- What you get: Many professional repair shops use ALLDATA as their go-to repair database. Now, DIYers can get a single-vehicle subscription that provides access to factory repair information. That includes (but is not limited to) technical service bulletins (TSBs), wiring diagrams, and step-by-step repair instructions.
Mitchell 1 DIY
- Cost: $19.95/month; $29.95/year; $44.95/4 years
- What you get: Many professionals across the country also use the Mitchell 1 repair database every day. DIYers can get a single-vehicle subscription that provides access to factory repair information.

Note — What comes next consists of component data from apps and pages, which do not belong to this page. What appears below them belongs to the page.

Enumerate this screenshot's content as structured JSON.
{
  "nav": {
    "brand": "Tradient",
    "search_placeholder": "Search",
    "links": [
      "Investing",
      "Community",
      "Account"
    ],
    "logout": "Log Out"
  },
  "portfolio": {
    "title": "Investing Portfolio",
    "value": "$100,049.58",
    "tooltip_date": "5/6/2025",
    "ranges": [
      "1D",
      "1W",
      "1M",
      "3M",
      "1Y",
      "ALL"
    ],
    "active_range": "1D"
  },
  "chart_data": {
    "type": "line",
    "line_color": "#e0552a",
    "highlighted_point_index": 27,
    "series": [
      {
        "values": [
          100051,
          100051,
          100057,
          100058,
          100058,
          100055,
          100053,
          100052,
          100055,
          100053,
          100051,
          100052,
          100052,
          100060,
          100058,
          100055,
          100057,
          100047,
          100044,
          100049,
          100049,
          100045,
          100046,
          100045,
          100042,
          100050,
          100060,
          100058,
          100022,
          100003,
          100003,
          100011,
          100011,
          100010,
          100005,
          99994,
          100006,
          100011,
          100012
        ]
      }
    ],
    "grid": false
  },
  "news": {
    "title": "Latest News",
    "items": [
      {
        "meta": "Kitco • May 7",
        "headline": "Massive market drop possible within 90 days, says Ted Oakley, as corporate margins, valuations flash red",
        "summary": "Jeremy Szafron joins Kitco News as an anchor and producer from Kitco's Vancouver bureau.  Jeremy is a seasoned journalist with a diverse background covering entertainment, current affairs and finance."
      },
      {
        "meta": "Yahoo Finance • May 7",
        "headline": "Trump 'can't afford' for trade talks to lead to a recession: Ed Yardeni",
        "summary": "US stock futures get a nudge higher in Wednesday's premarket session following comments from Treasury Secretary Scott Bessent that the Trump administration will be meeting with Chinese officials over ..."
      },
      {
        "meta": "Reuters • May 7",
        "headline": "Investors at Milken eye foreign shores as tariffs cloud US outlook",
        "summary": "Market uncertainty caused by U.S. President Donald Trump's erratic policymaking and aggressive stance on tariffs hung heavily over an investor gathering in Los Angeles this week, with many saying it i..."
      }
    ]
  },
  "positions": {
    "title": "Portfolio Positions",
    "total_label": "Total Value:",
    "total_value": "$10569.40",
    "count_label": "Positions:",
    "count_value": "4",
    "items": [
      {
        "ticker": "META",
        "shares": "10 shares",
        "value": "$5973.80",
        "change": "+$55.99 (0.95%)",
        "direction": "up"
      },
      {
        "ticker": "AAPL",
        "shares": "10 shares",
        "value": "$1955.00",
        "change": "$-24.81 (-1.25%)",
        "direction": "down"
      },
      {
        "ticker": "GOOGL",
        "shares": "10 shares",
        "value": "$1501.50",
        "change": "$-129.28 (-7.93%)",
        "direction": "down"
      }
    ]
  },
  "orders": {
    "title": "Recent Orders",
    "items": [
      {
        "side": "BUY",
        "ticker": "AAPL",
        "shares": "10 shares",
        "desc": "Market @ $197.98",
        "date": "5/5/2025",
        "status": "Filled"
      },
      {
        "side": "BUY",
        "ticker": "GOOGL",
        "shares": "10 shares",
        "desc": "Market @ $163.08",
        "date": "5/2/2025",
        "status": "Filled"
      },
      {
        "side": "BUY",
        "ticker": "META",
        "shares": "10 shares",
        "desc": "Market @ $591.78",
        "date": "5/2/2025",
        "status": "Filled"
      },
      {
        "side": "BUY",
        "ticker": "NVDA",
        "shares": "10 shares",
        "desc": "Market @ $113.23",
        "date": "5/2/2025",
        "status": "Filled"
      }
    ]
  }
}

That includes (but is not limited to) technical service bulletins (TSBs), wiring diagrams, and step-by-step repair instructions.
- Cost: $24.95/month; $29.95/year
- What you get: Chilton has been making print repair manuals for decades. Now, the brand offers detailed online repair information. You also get access to a hotline where you can ask certified technicians questions (for an additional fee).
But unlike the repair databases listed above, the majority of Chilton’s repair information is not directly reprinted from the vehicle manufacturer. Because of this, you don’t get access to TSBs or recalls.
Chilton/Haynes Printed Manuals
- Cost: Most manuals are $25.50 via the Chilton/Haynes website
- What you get: If print repair manuals are more your style, you can peruse the selection of titles offered through Chilton and Haynes. You can also get many of these manuals through other outlets, such as Amazon.
As you might guess, printed repair manuals do not include manufacturer information, such as TSBs and recalls. But they do offer repair instructions, wiring diagrams, component locations, and more.
What about using Google to find repair information? Unfortunately, many of the free online resources that pop up aren’t always accurate. To make things worse, much of the information is not vehicle-specific and could easily lead you down the wrong path.
Much like Google, not all of the information on YouTube is good information. Plus, many of the videos will not apply to your particular vehicle.
It’s best to consider online resources like these as a supplement to quality, application-specific information from a repair database or repair manual.
How Doing Your Homework Can Help—Even if You Don’t Work on Your Own Car
Okay, that’s great. But what if you don’t work on your own car? Having a print copy of a repair manual for your vehicle can still be beneficial. You can use the manual to educate yourself and learn about repairs your mechanic might recommend.
A lot of people worry about being taken advantage of by mechanics. The more you know about your vehicle, the more confident you’ll feel when visiting a repair shop.
Any information provided on this Website is for informational purposes only and is not intended to replace consultation with a professional mechanic. The accuracy and timeliness of the information may change from the time of publication.
Where can I sign up for the DIY Manual